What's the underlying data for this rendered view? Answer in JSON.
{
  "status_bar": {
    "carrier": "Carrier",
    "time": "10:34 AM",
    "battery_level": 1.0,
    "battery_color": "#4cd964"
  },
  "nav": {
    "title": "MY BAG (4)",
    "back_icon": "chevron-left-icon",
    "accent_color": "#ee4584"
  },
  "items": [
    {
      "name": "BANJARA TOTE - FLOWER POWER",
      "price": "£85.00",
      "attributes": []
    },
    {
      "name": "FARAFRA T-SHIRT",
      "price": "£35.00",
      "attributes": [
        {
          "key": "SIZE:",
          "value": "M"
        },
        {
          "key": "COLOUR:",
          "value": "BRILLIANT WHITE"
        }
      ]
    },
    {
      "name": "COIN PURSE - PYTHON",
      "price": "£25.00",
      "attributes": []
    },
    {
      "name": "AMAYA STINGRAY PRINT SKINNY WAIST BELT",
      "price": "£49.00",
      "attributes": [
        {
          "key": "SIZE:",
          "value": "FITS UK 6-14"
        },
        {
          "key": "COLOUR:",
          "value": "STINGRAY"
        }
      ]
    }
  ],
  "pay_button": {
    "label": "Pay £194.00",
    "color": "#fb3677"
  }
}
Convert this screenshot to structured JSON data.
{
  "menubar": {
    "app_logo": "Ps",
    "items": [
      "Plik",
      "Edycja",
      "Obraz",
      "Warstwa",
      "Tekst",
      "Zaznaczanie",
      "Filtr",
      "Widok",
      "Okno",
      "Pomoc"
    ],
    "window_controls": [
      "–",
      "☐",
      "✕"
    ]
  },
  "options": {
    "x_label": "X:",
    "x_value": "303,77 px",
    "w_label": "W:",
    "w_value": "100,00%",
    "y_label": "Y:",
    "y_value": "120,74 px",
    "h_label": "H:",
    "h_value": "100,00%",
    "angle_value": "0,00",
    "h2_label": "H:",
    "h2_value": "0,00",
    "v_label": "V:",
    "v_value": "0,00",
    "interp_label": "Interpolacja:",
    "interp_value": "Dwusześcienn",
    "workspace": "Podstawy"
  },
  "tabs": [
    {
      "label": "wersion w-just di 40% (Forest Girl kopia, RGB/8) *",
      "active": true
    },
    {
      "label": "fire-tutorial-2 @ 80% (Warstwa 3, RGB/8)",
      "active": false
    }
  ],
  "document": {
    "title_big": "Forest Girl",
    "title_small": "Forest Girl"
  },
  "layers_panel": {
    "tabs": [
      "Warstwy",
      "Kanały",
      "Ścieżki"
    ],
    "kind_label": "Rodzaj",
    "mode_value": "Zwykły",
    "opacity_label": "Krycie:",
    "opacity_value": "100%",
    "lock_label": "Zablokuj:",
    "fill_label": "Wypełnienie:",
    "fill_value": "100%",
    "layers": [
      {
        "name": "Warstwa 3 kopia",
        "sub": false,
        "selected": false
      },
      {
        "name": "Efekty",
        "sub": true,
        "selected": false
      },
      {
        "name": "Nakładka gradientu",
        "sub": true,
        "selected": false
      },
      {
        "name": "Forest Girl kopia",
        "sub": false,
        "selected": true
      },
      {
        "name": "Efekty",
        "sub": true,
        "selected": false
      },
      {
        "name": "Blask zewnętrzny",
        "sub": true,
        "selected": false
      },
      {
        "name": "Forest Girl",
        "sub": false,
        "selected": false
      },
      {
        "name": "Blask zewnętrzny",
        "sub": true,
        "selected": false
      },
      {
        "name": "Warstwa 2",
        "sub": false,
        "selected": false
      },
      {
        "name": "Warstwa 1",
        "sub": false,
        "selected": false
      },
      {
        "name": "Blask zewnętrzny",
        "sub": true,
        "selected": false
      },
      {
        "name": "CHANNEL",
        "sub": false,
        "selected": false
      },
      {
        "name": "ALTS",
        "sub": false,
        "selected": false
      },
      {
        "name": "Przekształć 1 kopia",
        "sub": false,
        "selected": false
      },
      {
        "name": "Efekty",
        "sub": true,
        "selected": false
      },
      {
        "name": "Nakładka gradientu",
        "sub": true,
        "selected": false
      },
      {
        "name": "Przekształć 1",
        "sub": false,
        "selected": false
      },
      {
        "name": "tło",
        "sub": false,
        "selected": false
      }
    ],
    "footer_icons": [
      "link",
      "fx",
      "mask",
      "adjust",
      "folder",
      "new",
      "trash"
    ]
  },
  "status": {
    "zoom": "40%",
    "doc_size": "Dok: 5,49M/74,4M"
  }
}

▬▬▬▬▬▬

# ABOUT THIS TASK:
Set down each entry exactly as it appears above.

# REPLY TO THE TASK:
What's the underlying data for this rendered view? Answer in JSON.
{
  "status_bar": {
    "carrier": "Carrier",
    "time": "10:34 AM",
    "battery_level": 1.0,
    "battery_color": "#4cd964"
  },
  "nav": {
    "title": "MY BAG (4)",
    "back_icon": "chevron-left-icon",
    "accent_color": "#ee4584"
  },
  "items": [
    {
      "name": "BANJARA TOTE - FLOWER POWER",
      "price": "£85.00",
      "attributes": []
    },
    {
      "name": "FARAFRA T-SHIRT",
      "price": "£35.00",
      "attributes": [
        {
          "key": "SIZE:",
          "value": "M"
        },
        {
          "key": "COLOUR:",
          "value": "BRILLIANT WHITE"
        }
      ]
    },
    {
      "name": "COIN PURSE - PYTHON",
      "price": "£25.00",
      "attributes": []
    },
    {
      "name": "AMAYA STINGRAY PRINT SKINNY WAIST BELT",
      "price": "£49.00",
      "attributes": [
        {
          "key": "SIZE:",
          "value": "FITS UK 6-14"
        },
        {
          "key": "COLOUR:",
          "value": "STINGRAY"
        }
      ]
    }
  ],
  "pay_button": {
    "label": "Pay £194.00",
    "color": "#fb3677"
  }
}
Convert this screenshot to structured JSON data.
{
  "menubar": {
    "app_logo": "Ps",
    "items": [
      "Plik",
      "Edycja",
      "Obraz",
      "Warstwa",
      "Tekst",
      "Zaznaczanie",
      "Filtr",
      "Widok",
      "Okno",
      "Pomoc"
    ],
    "window_controls": [
      "–",
      "☐",
      "✕"
    ]
  },
  "options": {
    "x_label": "X:",
    "x_value": "303,77 px",
    "w_label": "W:",
    "w_value": "100,00%",
    "y_label": "Y:",
    "y_value": "120,74 px",
    "h_label": "H:",
    "h_value": "100,00%",
    "angle_value": "0,00",
    "h2_label": "H:",
    "h2_value": "0,00",
    "v_label": "V:",
    "v_value": "0,00",
    "interp_label": "Interpolacja:",
    "interp_value": "Dwusześcienn",
    "workspace": "Podstawy"
  },
  "tabs": [
    {
      "label": "wersion w-just di 40% (Forest Girl kopia, RGB/8) *",
      "active": true
    },
    {
      "label": "fire-tutorial-2 @ 80% (Warstwa 3, RGB/8)",
      "active": false
    }
  ],
  "document": {
    "title_big": "Forest Girl",
    "title_small": "Forest Girl"
  },
  "layers_panel": {
    "tabs": [
      "Warstwy",
      "Kanały",
      "Ścieżki"
    ],
    "kind_label": "Rodzaj",
    "mode_value": "Zwykły",
    "opacity_label": "Krycie:",
    "opacity_value": "100%",
    "lock_label": "Zablokuj:",
    "fill_label": "Wypełnienie:",
    "fill_value": "100%",
    "layers": [
      {
        "name": "Warstwa 3 kopia",
        "sub": false,
        "selected": false
      },
      {
        "name": "Efekty",
        "sub": true,
        "selected": false
      },
      {
        "name": "Nakładka gradientu",
        "sub": true,
        "selected": false
      },
      {
        "name": "Forest Girl kopia",
        "sub": false,
        "selected": true
      },
      {
        "name": "Efekty",
        "sub": true,
        "selected": false
      },
      {
        "name": "Blask zewnętrzny",
        "sub": true,
        "selected": false
      },
      {
        "name": "Forest Girl",
        "sub": false,
        "selected": false
      },
      {
        "name": "Blask zewnętrzny",
        "sub": true,
        "selected": false
      },
      {
        "name": "Warstwa 2",
        "sub": false,
        "selected": false
      },
      {
        "name": "Warstwa 1",
        "sub": false,
        "selected": false
      },
      {
        "name": "Blask zewnętrzny",
        "sub": true,
        "selected": false
      },
      {
        "name": "CHANNEL",
        "sub": false,
        "selected": false
      },
      {
        "name": "ALTS",
        "sub": false,
        "selected": false
      },
      {
        "name": "Przekształć 1 kopia",
        "sub": false,
        "selected": false
      },
      {
        "name": "Efekty",
        "sub": true,
        "selected": false
      },
      {
        "name": "Nakładka gradientu",
        "sub": true,
        "selected": false
      },
      {
        "name": "Przekształć 1",
        "sub": false,
        "selected": false
      },
      {
        "name": "tło",
        "sub": false,
        "selected": false
      }
    ],
    "footer_icons": [
      "link",
      "fx",
      "mask",
      "adjust",
      "folder",
      "new",
      "trash"
    ]
  },
  "status": {
    "zoom": "40%",
    "doc_size": "Dok: 5,49M/74,4M"
  }
}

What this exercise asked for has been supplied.